Many questions have arisen in connection with Cade's rebellion, and especially with regard to his personality, which it is not easy to answer with confidence. One recent writer questions the fact of his supposed low birth, on the ground that an act of attainder was passed against him after the rebellion. But his marriage with the daughter of an English squire might have given him some landed property, or at least some reversionary interest, which would fully account for the passing of such an act. It is remarked also that the name of Cade was not uncommon in Sussex, in the neighbourhood of Heathfield, where he was taken. There is no certainty, however, that the name of Cade descended to him from his father any more than that of Mortimer. In official records as well as chronicles he is declared to have been an Irishman, and his real origin was probably obscure. A point of more importance as regards the political significance of the rising is whether there was any understanding, as commonly supposed, between Cade and the Duke of York.
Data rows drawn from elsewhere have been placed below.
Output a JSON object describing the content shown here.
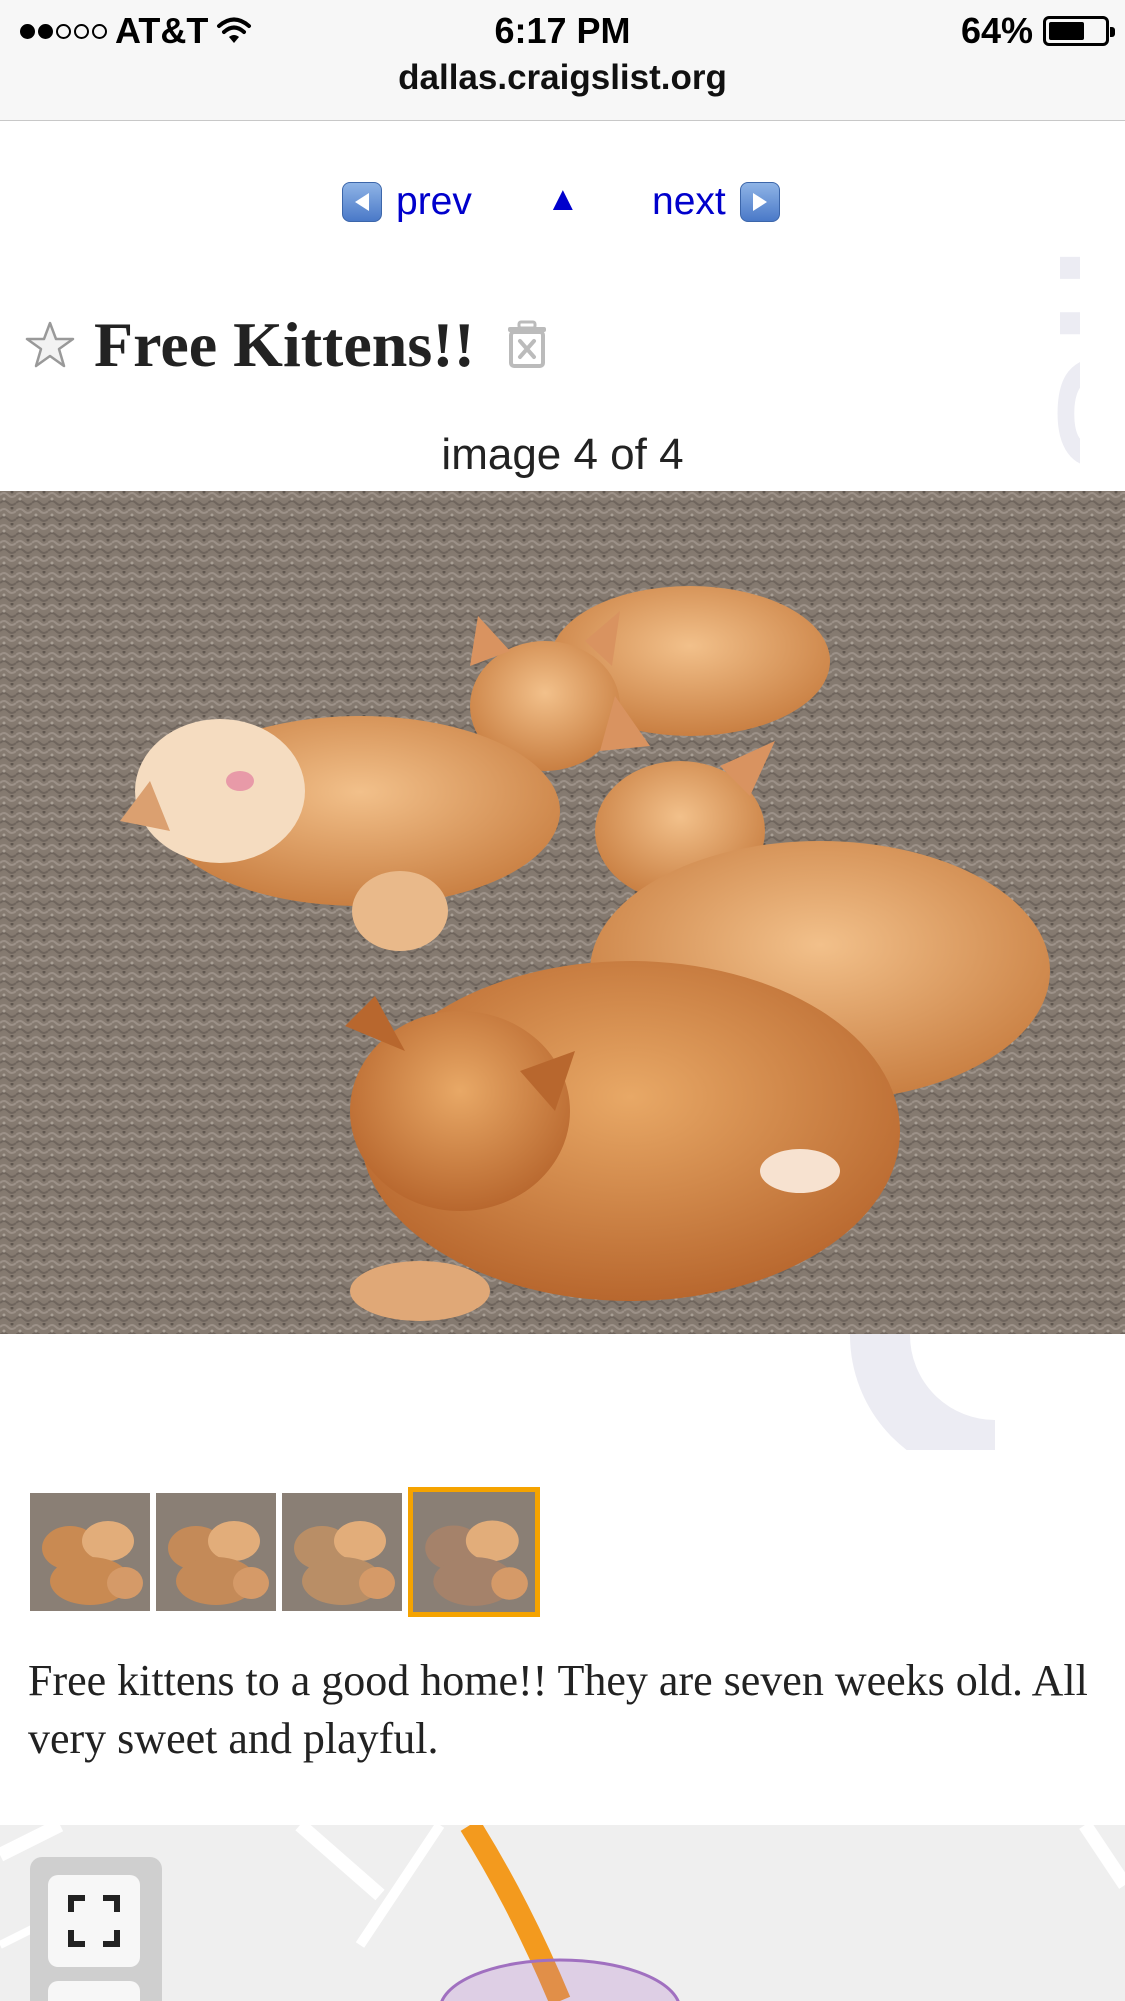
{
  "status_bar": {
    "carrier": "AT&T",
    "signal_bars_filled": 2,
    "signal_bars_total": 5,
    "time": "6:17 PM",
    "battery_percent_label": "64%",
    "battery_level": 0.64,
    "url": "dallas.craigslist.org"
  },
  "watermark": {
    "text": "list"
  },
  "nav": {
    "prev_label": "prev",
    "up_label": "▲",
    "next_label": "next"
  },
  "posting": {
    "title": "Free Kittens!!",
    "image_counter": "image 4 of 4",
    "selected_thumb_index": 3,
    "thumb_count": 4,
    "description": "Free kittens to a good home!! They are seven weeks old. All very sweet and playful."
  },
  "colors": {
    "link": "#0000cc",
    "selected_thumb_border": "#f5a300",
    "map_route": "#f39a1e"
  },
  "icons": [
    "star-icon",
    "delete-icon",
    "left-arrow-icon",
    "right-arrow-icon",
    "fullscreen-icon",
    "wifi-icon",
    "battery-icon"
  ]
}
If there was, it must be owned that Cade was a most unfaithful ally, for among the booty which he seized during the rebellion were jewels belonging to the duke, for which the king afterwards ordered the latter to be recompensed to the value of 114l. (Devon, Issue Rolls, 467–8).[Fabyan's Chronicle; Wyrcester's Annales, 470–2 (at end of Hearne's Liber Niger); English Chronicle, ed. J. S. Davies (Camd. Soc.), 64–7; Collections of a London Citizen (Camd. Soc.), 190–194; Three Fifteenth-century Chronicles (Camd. Soc.), 66–8, 94; Paston Letters (Gairdner's ed.), i. 132–5; Rolls of Parliament, v. 224; Devon's Issue Rolls, 466–72, 476; Hall's Chronicle (ed. 1809), 220–2; Holinshed (ed. 1587), iii. 632; Ellis's Letters, 2nd series, i. 113; Orridge's Illustrations of Jack Cade's Rebellion.]